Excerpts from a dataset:
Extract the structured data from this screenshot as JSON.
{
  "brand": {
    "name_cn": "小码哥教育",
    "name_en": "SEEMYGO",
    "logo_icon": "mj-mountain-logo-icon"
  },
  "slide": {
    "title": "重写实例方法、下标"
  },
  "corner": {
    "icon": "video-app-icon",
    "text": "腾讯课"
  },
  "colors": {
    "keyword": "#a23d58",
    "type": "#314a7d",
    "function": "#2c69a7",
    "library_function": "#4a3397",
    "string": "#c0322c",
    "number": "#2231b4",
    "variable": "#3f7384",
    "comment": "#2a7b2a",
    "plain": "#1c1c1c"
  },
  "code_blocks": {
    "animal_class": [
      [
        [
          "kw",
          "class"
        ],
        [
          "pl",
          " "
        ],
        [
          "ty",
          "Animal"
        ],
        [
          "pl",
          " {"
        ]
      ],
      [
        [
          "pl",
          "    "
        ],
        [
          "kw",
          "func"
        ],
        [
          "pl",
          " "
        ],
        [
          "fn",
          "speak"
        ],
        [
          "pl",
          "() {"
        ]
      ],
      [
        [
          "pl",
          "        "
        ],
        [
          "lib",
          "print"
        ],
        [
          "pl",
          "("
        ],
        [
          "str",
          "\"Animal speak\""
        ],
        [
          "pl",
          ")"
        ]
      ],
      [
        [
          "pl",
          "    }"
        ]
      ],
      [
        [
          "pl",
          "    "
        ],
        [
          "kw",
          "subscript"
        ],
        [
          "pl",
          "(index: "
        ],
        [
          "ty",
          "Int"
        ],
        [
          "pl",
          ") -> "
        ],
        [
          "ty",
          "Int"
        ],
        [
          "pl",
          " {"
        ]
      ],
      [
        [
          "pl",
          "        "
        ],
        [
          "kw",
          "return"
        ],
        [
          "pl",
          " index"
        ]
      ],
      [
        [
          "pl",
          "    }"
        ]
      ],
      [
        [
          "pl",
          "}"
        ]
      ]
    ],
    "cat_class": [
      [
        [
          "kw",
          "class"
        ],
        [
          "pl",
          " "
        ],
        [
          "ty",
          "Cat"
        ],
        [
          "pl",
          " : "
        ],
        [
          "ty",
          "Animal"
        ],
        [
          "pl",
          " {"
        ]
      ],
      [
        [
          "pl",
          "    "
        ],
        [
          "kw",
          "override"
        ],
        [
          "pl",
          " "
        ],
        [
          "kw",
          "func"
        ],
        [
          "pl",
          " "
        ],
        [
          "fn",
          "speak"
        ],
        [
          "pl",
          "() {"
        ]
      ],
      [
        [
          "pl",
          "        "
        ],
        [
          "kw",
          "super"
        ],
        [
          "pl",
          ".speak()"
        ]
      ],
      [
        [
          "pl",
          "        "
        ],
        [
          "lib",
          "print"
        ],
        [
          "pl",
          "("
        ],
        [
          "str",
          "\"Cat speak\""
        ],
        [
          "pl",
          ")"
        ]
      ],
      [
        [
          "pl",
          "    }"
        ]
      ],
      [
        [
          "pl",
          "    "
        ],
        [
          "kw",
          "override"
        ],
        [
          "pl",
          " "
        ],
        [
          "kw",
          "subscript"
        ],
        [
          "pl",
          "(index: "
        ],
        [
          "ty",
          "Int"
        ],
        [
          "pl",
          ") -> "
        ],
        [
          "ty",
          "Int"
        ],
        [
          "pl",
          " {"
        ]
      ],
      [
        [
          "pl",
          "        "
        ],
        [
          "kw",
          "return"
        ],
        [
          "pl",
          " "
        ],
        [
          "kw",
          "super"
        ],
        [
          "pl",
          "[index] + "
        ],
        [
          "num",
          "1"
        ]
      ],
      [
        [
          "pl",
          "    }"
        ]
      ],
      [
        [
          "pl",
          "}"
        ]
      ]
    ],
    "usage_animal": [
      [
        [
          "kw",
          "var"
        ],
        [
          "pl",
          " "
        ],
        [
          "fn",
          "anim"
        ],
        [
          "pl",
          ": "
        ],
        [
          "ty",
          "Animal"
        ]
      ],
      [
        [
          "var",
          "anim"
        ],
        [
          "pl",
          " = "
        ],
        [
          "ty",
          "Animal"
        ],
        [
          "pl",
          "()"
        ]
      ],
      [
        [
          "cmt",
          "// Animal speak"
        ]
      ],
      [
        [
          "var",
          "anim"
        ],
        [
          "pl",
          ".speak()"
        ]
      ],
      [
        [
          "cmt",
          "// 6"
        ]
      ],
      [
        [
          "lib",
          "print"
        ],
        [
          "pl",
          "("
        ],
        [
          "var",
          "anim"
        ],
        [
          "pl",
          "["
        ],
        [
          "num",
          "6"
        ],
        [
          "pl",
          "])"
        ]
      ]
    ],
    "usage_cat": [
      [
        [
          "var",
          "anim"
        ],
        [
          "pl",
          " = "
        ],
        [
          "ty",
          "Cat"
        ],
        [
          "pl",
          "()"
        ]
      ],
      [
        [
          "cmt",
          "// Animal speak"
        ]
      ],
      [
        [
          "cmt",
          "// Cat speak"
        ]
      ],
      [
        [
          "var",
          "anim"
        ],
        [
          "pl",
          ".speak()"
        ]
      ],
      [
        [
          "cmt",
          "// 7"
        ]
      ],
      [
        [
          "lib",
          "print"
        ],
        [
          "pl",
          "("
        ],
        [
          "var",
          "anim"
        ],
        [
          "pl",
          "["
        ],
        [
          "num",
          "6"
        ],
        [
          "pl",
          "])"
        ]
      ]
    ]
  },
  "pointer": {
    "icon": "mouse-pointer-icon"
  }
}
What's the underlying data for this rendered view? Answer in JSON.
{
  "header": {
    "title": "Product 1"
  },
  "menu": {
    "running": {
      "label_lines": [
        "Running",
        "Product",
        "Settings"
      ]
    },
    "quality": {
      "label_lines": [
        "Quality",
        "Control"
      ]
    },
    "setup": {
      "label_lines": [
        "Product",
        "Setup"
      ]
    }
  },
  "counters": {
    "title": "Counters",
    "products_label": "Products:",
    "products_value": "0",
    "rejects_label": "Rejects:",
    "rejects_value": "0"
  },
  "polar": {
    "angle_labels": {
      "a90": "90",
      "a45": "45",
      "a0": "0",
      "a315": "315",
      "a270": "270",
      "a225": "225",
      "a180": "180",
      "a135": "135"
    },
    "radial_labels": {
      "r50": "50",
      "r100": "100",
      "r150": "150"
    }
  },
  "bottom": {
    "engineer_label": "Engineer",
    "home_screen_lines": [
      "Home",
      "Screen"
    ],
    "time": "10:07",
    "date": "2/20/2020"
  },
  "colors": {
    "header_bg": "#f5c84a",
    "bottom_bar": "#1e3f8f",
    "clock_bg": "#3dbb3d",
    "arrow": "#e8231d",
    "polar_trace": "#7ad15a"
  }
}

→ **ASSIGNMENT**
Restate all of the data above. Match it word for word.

→ **ANSWER SPACE**
Extract the structured data from this screenshot as JSON.
{
  "brand": {
    "name_cn": "小码哥教育",
    "name_en": "SEEMYGO",
    "logo_icon": "mj-mountain-logo-icon"
  },
  "slide": {
    "title": "重写实例方法、下标"
  },
  "corner": {
    "icon": "video-app-icon",
    "text": "腾讯课"
  },
  "colors": {
    "keyword": "#a23d58",
    "type": "#314a7d",
    "function": "#2c69a7",
    "library_function": "#4a3397",
    "string": "#c0322c",
    "number": "#2231b4",
    "variable": "#3f7384",
    "comment": "#2a7b2a",
    "plain": "#1c1c1c"
  },
  "code_blocks": {
    "animal_class": [
      [
        [
          "kw",
          "class"
        ],
        [
          "pl",
          " "
        ],
        [
          "ty",
          "Animal"
        ],
        [
          "pl",
          " {"
        ]
      ],
      [
        [
          "pl",
          "    "
        ],
        [
          "kw",
          "func"
        ],
        [
          "pl",
          " "
        ],
        [
          "fn",
          "speak"
        ],
        [
          "pl",
          "() {"
        ]
      ],
      [
        [
          "pl",
          "        "
        ],
        [
          "lib",
          "print"
        ],
        [
          "pl",
          "("
        ],
        [
          "str",
          "\"Animal speak\""
        ],
        [
          "pl",
          ")"
        ]
      ],
      [
        [
          "pl",
          "    }"
        ]
      ],
      [
        [
          "pl",
          "    "
        ],
        [
          "kw",
          "subscript"
        ],
        [
          "pl",
          "(index: "
        ],
        [
          "ty",
          "Int"
        ],
        [
          "pl",
          ") -> "
        ],
        [
          "ty",
          "Int"
        ],
        [
          "pl",
          " {"
        ]
      ],
      [
        [
          "pl",
          "        "
        ],
        [
          "kw",
          "return"
        ],
        [
          "pl",
          " index"
        ]
      ],
      [
        [
          "pl",
          "    }"
        ]
      ],
      [
        [
          "pl",
          "}"
        ]
      ]
    ],
    "cat_class": [
      [
        [
          "kw",
          "class"
        ],
        [
          "pl",
          " "
        ],
        [
          "ty",
          "Cat"
        ],
        [
          "pl",
          " : "
        ],
        [
          "ty",
          "Animal"
        ],
        [
          "pl",
          " {"
        ]
      ],
      [
        [
          "pl",
          "    "
        ],
        [
          "kw",
          "override"
        ],
        [
          "pl",
          " "
        ],
        [
          "kw",
          "func"
        ],
        [
          "pl",
          " "
        ],
        [
          "fn",
          "speak"
        ],
        [
          "pl",
          "() {"
        ]
      ],
      [
        [
          "pl",
          "        "
        ],
        [
          "kw",
          "super"
        ],
        [
          "pl",
          ".speak()"
        ]
      ],
      [
        [
          "pl",
          "        "
        ],
        [
          "lib",
          "print"
        ],
        [
          "pl",
          "("
        ],
        [
          "str",
          "\"Cat speak\""
        ],
        [
          "pl",
          ")"
        ]
      ],
      [
        [
          "pl",
          "    }"
        ]
      ],
      [
        [
          "pl",
          "    "
        ],
        [
          "kw",
          "override"
        ],
        [
          "pl",
          " "
        ],
        [
          "kw",
          "subscript"
        ],
        [
          "pl",
          "(index: "
        ],
        [
          "ty",
          "Int"
        ],
        [
          "pl",
          ") -> "
        ],
        [
          "ty",
          "Int"
        ],
        [
          "pl",
          " {"
        ]
      ],
      [
        [
          "pl",
          "        "
        ],
        [
          "kw",
          "return"
        ],
        [
          "pl",
          " "
        ],
        [
          "kw",
          "super"
        ],
        [
          "pl",
          "[index] + "
        ],
        [
          "num",
          "1"
        ]
      ],
      [
        [
          "pl",
          "    }"
        ]
      ],
      [
        [
          "pl",
          "}"
        ]
      ]
    ],
    "usage_animal": [
      [
        [
          "kw",
          "var"
        ],
        [
          "pl",
          " "
        ],
        [
          "fn",
          "anim"
        ],
        [
          "pl",
          ": "
        ],
        [
          "ty",
          "Animal"
        ]
      ],
      [
        [
          "var",
          "anim"
        ],
        [
          "pl",
          " = "
        ],
        [
          "ty",
          "Animal"
        ],
        [
          "pl",
          "()"
        ]
      ],
      [
        [
          "cmt",
          "// Animal speak"
        ]
      ],
      [
        [
          "var",
          "anim"
        ],
        [
          "pl",
          ".speak()"
        ]
      ],
      [
        [
          "cmt",
          "// 6"
        ]
      ],
      [
        [
          "lib",
          "print"
        ],
        [
          "pl",
          "("
        ],
        [
          "var",
          "anim"
        ],
        [
          "pl",
          "["
        ],
        [
          "num",
          "6"
        ],
        [
          "pl",
          "])"
        ]
      ]
    ],
    "usage_cat": [
      [
        [
          "var",
          "anim"
        ],
        [
          "pl",
          " = "
        ],
        [
          "ty",
          "Cat"
        ],
        [
          "pl",
          "()"
        ]
      ],
      [
        [
          "cmt",
          "// Animal speak"
        ]
      ],
      [
        [
          "cmt",
          "// Cat speak"
        ]
      ],
      [
        [
          "var",
          "anim"
        ],
        [
          "pl",
          ".speak()"
        ]
      ],
      [
        [
          "cmt",
          "// 7"
        ]
      ],
      [
        [
          "lib",
          "print"
        ],
        [
          "pl",
          "("
        ],
        [
          "var",
          "anim"
        ],
        [
          "pl",
          "["
        ],
        [
          "num",
          "6"
        ],
        [
          "pl",
          "])"
        ]
      ]
    ]
  },
  "pointer": {
    "icon": "mouse-pointer-icon"
  }
}
What's the underlying data for this rendered view? Answer in JSON.
{
  "header": {
    "title": "Product 1"
  },
  "menu": {
    "running": {
      "label_lines": [
        "Running",
        "Product",
        "Settings"
      ]
    },
    "quality": {
      "label_lines": [
        "Quality",
        "Control"
      ]
    },
    "setup": {
      "label_lines": [
        "Product",
        "Setup"
      ]
    }
  },
  "counters": {
    "title": "Counters",
    "products_label": "Products:",
    "products_value": "0",
    "rejects_label": "Rejects:",
    "rejects_value": "0"
  },
  "polar": {
    "angle_labels": {
      "a90": "90",
      "a45": "45",
      "a0": "0",
      "a315": "315",
      "a270": "270",
      "a225": "225",
      "a180": "180",
      "a135": "135"
    },
    "radial_labels": {
      "r50": "50",
      "r100": "100",
      "r150": "150"
    }
  },
  "bottom": {
    "engineer_label": "Engineer",
    "home_screen_lines": [
      "Home",
      "Screen"
    ],
    "time": "10:07",
    "date": "2/20/2020"
  },
  "colors": {
    "header_bg": "#f5c84a",
    "bottom_bar": "#1e3f8f",
    "clock_bg": "#3dbb3d",
    "arrow": "#e8231d",
    "polar_trace": "#7ad15a"
  }
}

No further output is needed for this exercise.